Who Was the First Man to Walk on the Moon?
Who Was the First Man to Walk on the Moon, Buzz Aldrin or Neil Armstrong?
As the Lunar Module Eagle descended toward the moon on July 20, 1969, Neil Armstrong didn't like what he saw. The automated landing program was carrying the fragile vehicle toward a field strewn with dangerous boulders. Taking over manual control, Armstrong methodically flew the tiny spacecraft toward a clear spot.
As Armstrong and co-pilot Buzz Aldrin flew low over the surface, the Eagle's fuel supply dwindled rapidly. Mission Control called up the numbers: 90 seconds. 60 seconds. 30 seconds. If they ran out of fuel this low, they would likely crash. Finally, Armstrong put Eagle down safely on the Sea of Tranquility. Less than 20 seconds of fuel remained.
He was calm and collected, with natural piloting ability and nerves of steel, and possessing the willingness to push the outside of the flight envelope. Tom Wolfe would famously dub these traits "the right stuff," and Armstrong had them in abundance. And that is why a man from a small midwestern town would be forever known as the one who was first man to walk on the moon.
Niel Armstrong, the first man to walk on the Moon
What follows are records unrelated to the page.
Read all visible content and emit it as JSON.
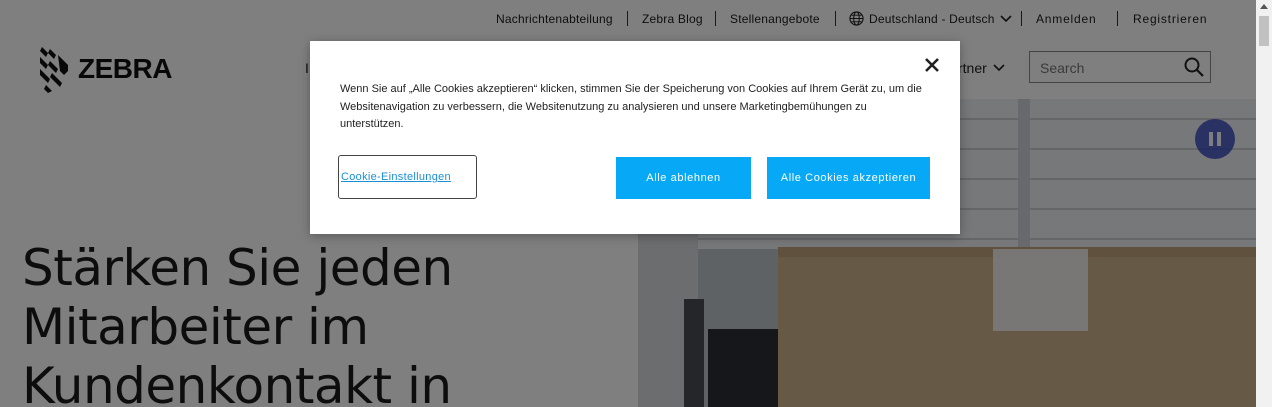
{
  "utility_nav": {
    "newsroom": "Nachrichtenabteilung",
    "blog": "Zebra Blog",
    "careers": "Stellenangebote",
    "region": "Deutschland - Deutsch",
    "login": "Anmelden",
    "register": "Registrieren"
  },
  "header": {
    "logo_text": "ZEBRA",
    "nav_partial_left": "I",
    "nav_partial_right": "rtner",
    "search_placeholder": "Search"
  },
  "hero": {
    "heading": "Stärken Sie jeden Mitarbeiter im Kundenkontakt in"
  },
  "cookie_banner": {
    "text": "Wenn Sie auf „Alle Cookies akzeptieren“ klicken, stimmen Sie der Speicherung von Cookies auf Ihrem Gerät zu, um die Websitenavigation zu verbessern, die Websitenutzung zu analysieren und unsere Marketingbemühungen zu unterstützen.",
    "settings_label": "Cookie-Einstellungen",
    "reject_label": "Alle ablehnen",
    "accept_label": "Alle Cookies akzeptieren"
  },
  "colors": {
    "accent_button": "#07a8f5",
    "pause_button": "#3a4cc1",
    "overlay": "rgba(0,0,0,0.5)"
  },
  "icons": {
    "globe": "globe-icon",
    "chevron": "chevron-down-icon",
    "search": "search-icon",
    "close": "close-icon",
    "pause": "pause-icon"
  }
}
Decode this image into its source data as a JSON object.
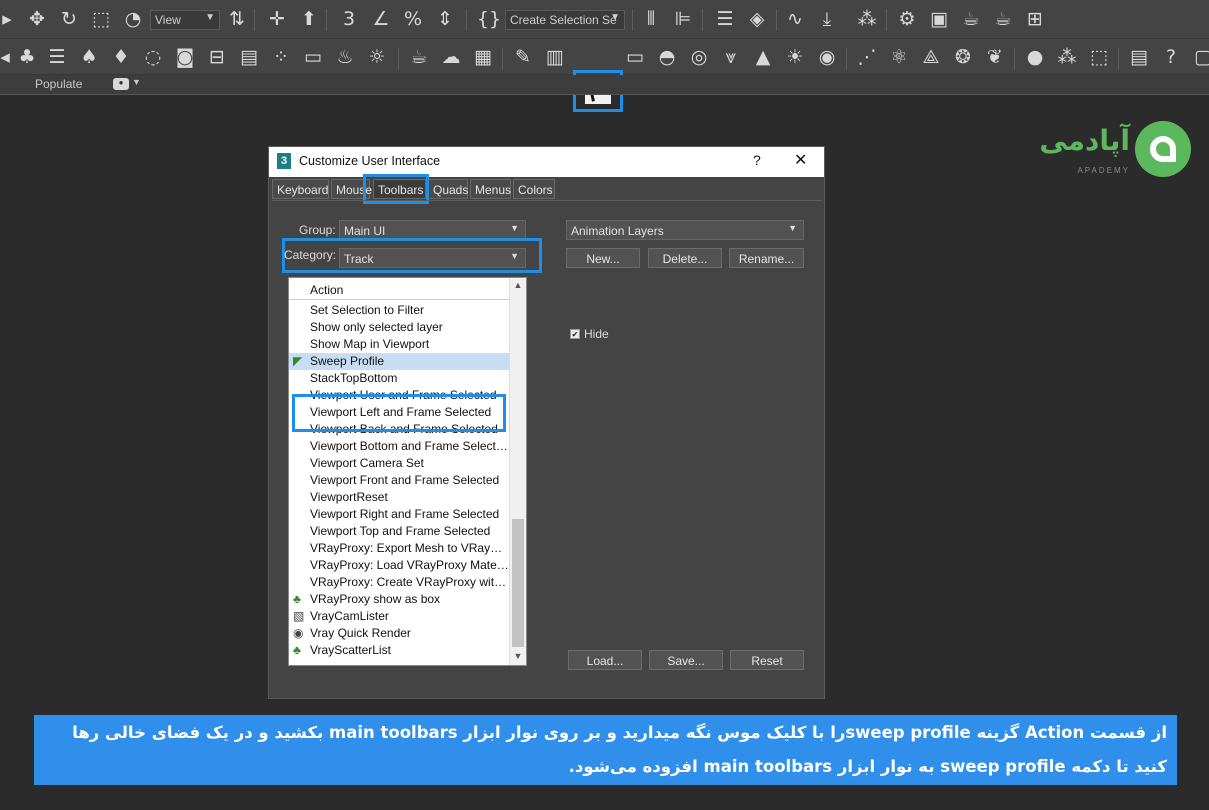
{
  "toolbar": {
    "view_dropdown": "View",
    "selection_set_dropdown": "Create Selection Se"
  },
  "populate_bar": {
    "label": "Populate"
  },
  "logo": {
    "text": "آپادمی",
    "subtext": "APADEMY"
  },
  "dialog": {
    "title": "Customize User Interface",
    "help": "?",
    "close": "✕",
    "tabs": [
      "Keyboard",
      "Mouse",
      "Toolbars",
      "Quads",
      "Menus",
      "Colors"
    ],
    "active_tab": "Toolbars",
    "group_label": "Group:",
    "group_value": "Main UI",
    "category_label": "Category:",
    "category_value": "Track",
    "list_header": "Action",
    "actions": [
      "Set Selection to Filter",
      "Show only selected layer",
      "Show Map in Viewport",
      "Sweep Profile",
      "StackTopBottom",
      "Viewport User and Frame Selected",
      "Viewport Left and Frame Selected",
      "Viewport Back and Frame Selected",
      "Viewport Bottom and Frame Selected",
      "Viewport Camera Set",
      "Viewport Front and Frame Selected",
      "ViewportReset",
      "Viewport Right and Frame Selected",
      "Viewport Top and Frame Selected",
      "VRayProxy: Export Mesh to VRayPro...",
      "VRayProxy: Load VRayProxy Material...",
      "VRayProxy: Create VRayProxy with ...",
      "VRayProxy show as box",
      "VrayCamLister",
      "Vray Quick Render",
      "VrayScatterList"
    ],
    "selected_action": "Sweep Profile",
    "toolbar_dropdown": "Animation Layers",
    "new_button": "New...",
    "delete_button": "Delete...",
    "rename_button": "Rename...",
    "hide_label": "Hide",
    "hide_checked": true,
    "load_button": "Load...",
    "save_button": "Save...",
    "reset_button": "Reset"
  },
  "caption": {
    "line1": "از قسمت Action گزینه  sweep profileرا با کلیک موس نگه میدارید و بر روی نوار ابزار main toolbars بکشید و در یک فضای خالی رها",
    "line2": "کنید تا دکمه sweep profile به نوار ابزار main toolbars افزوده می‌شود."
  },
  "colors": {
    "highlight": "#1e8fe6",
    "brand_green": "#5cb85c",
    "caption_bg": "#2f8fea"
  }
}
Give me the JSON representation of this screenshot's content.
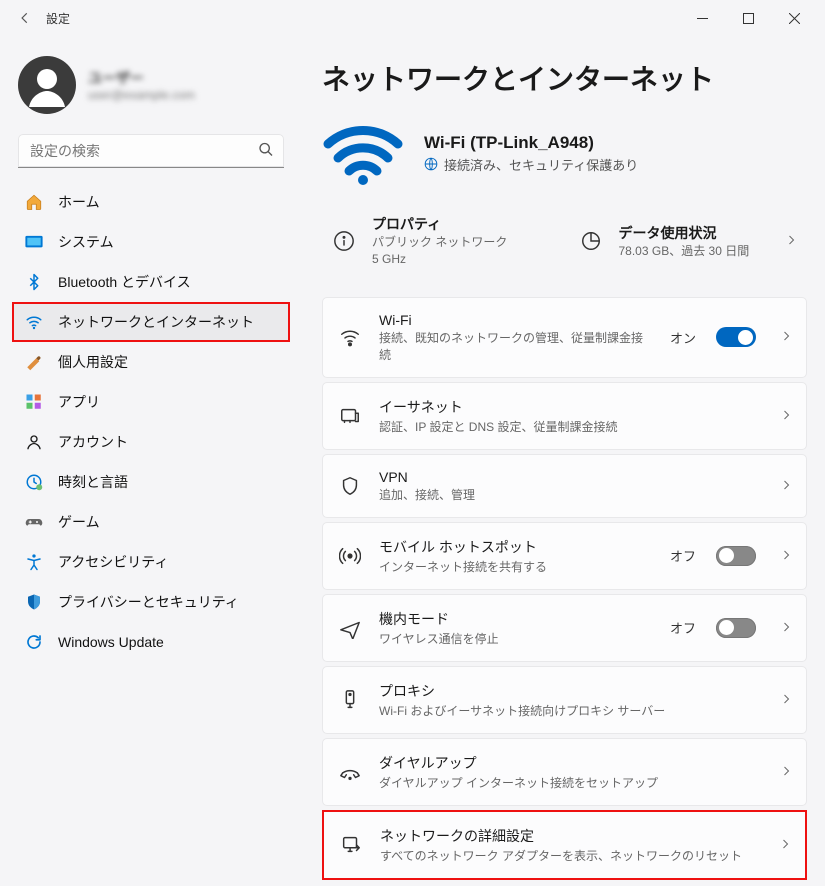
{
  "titlebar": {
    "title": "設定"
  },
  "profile": {
    "name": "ユーザー",
    "email": "user@example.com"
  },
  "search": {
    "placeholder": "設定の検索"
  },
  "sidebar": {
    "items": [
      {
        "icon": "home",
        "label": "ホーム"
      },
      {
        "icon": "system",
        "label": "システム"
      },
      {
        "icon": "bluetooth",
        "label": "Bluetooth とデバイス"
      },
      {
        "icon": "network",
        "label": "ネットワークとインターネット",
        "active": true,
        "highlight": true
      },
      {
        "icon": "personalize",
        "label": "個人用設定"
      },
      {
        "icon": "apps",
        "label": "アプリ"
      },
      {
        "icon": "account",
        "label": "アカウント"
      },
      {
        "icon": "time",
        "label": "時刻と言語"
      },
      {
        "icon": "gaming",
        "label": "ゲーム"
      },
      {
        "icon": "accessibility",
        "label": "アクセシビリティ"
      },
      {
        "icon": "privacy",
        "label": "プライバシーとセキュリティ"
      },
      {
        "icon": "update",
        "label": "Windows Update"
      }
    ]
  },
  "main": {
    "title": "ネットワークとインターネット",
    "status": {
      "ssid": "Wi-Fi (TP-Link_A948)",
      "sub": "接続済み、セキュリティ保護あり"
    },
    "quick": [
      {
        "icon": "info",
        "title": "プロパティ",
        "sub": "パブリック ネットワーク\n5 GHz"
      },
      {
        "icon": "usage",
        "title": "データ使用状況",
        "sub": "78.03 GB、過去 30 日間",
        "chevron": true
      }
    ],
    "tiles": [
      {
        "icon": "wifi",
        "title": "Wi-Fi",
        "sub": "接続、既知のネットワークの管理、従量制課金接続",
        "toggle": {
          "label": "オン",
          "state": "on"
        }
      },
      {
        "icon": "ethernet",
        "title": "イーサネット",
        "sub": "認証、IP 設定と DNS 設定、従量制課金接続"
      },
      {
        "icon": "vpn",
        "title": "VPN",
        "sub": "追加、接続、管理"
      },
      {
        "icon": "hotspot",
        "title": "モバイル ホットスポット",
        "sub": "インターネット接続を共有する",
        "toggle": {
          "label": "オフ",
          "state": "off"
        }
      },
      {
        "icon": "airplane",
        "title": "機内モード",
        "sub": "ワイヤレス通信を停止",
        "toggle": {
          "label": "オフ",
          "state": "off"
        }
      },
      {
        "icon": "proxy",
        "title": "プロキシ",
        "sub": "Wi-Fi およびイーサネット接続向けプロキシ サーバー"
      },
      {
        "icon": "dialup",
        "title": "ダイヤルアップ",
        "sub": "ダイヤルアップ インターネット接続をセットアップ"
      },
      {
        "icon": "advanced",
        "title": "ネットワークの詳細設定",
        "sub": "すべてのネットワーク アダプターを表示、ネットワークのリセット",
        "highlight": true
      }
    ]
  }
}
Born in Wapakoneta, Ohio, on August 5, 1930, Armstrong was fascinated with flying at an early age. He received his student pilot's license at age 16 even before he could legally drive. After graduating from high school, Armstrong studied aeronautical engineering at Purdue University under a U.S. Navy scholarship.
Called into active duty by the Navy, he flew 78 combat missions during the Korean War and received the Air Medal and two Gold Stars for his service. After returning from the war, he completed his studies at Purdue and became a test pilot.
Armstrong eventually made his way to Edwards Air Force Base in California, where he flew the X-15 and other advanced aircraft. The X-15 was America's most advanced rocket plane, capable of flying more than 50 miles above the Earth at speeds of up to Mach 6.7.
In 1962, NASA selected Armstrong and eight other pilots as part of its second group of astronauts. He underwent four years of training before being assigned as command pilot for the Gemini 8 mission. He and David Scott accomplished the first-ever docking in space when they linked to an Agena target vehicle. Their triumph was short-lived. A stuck thruster on their Gemini spacecraft caused the vehicles to spin out of control. Armstrong and Scott undocked from the two vehicles and brought Gemini under control.
For the Apollo program, Armstrong was teamed with Aldrin and Mike Collins on Apollo 11. When the flight assignments were made, no one knew which mission would be the first to attempt a Moon landing. But NASA officials judged Armstrong to be experienced enough to command such a flight.
In May 1969, Armstrong validated NASA's faith in him. The Lunar Landing Training Vehicle he was flying at low altitude suffered a control failure that sent it into a steep bank. Armstrong bailed out just in the nick of time; if he had waited another 0.5 seconds, his parachute would have failed to open. Two months later, he would land the Eagle on the moon just as time was running out.
Although he had shown nerves of steel when flying the Eagle, Armstrong experienced a bit of stage fright when he became the first man to walk on the Moon. "That's a small step for man, a giant leap for mankind," he said as he stepped onto the lunar surface with the entire world watching. He had meant to say "a man," a mistake that bothered him later. But, it mattered little; he had gotten the essential parts right.